Prompt — Without the pictures, copy all the entries below exactly.

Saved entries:
____________________

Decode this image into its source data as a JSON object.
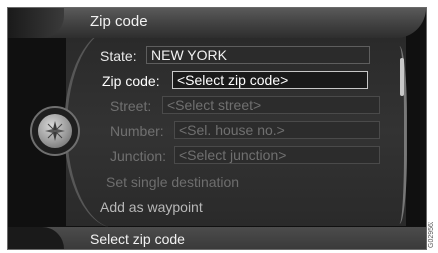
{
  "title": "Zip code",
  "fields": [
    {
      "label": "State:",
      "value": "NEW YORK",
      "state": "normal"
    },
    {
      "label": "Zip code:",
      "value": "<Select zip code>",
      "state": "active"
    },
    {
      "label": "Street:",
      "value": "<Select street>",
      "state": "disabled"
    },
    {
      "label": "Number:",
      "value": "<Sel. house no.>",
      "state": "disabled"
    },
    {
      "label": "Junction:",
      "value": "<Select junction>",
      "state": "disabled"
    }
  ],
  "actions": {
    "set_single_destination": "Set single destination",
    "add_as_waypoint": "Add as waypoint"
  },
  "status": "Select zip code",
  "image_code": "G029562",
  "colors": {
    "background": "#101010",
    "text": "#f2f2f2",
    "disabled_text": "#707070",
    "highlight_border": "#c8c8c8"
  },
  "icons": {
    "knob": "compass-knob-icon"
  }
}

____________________

Solved problem —
Decode this image into its source data as a JSON object.
{
  "title": "Zip code",
  "fields": [
    {
      "label": "State:",
      "value": "NEW YORK",
      "state": "normal"
    },
    {
      "label": "Zip code:",
      "value": "<Select zip code>",
      "state": "active"
    },
    {
      "label": "Street:",
      "value": "<Select street>",
      "state": "disabled"
    },
    {
      "label": "Number:",
      "value": "<Sel. house no.>",
      "state": "disabled"
    },
    {
      "label": "Junction:",
      "value": "<Select junction>",
      "state": "disabled"
    }
  ],
  "actions": {
    "set_single_destination": "Set single destination",
    "add_as_waypoint": "Add as waypoint"
  },
  "status": "Select zip code",
  "image_code": "G029562",
  "colors": {
    "background": "#101010",
    "text": "#f2f2f2",
    "disabled_text": "#707070",
    "highlight_border": "#c8c8c8"
  },
  "icons": {
    "knob": "compass-knob-icon"
  }
}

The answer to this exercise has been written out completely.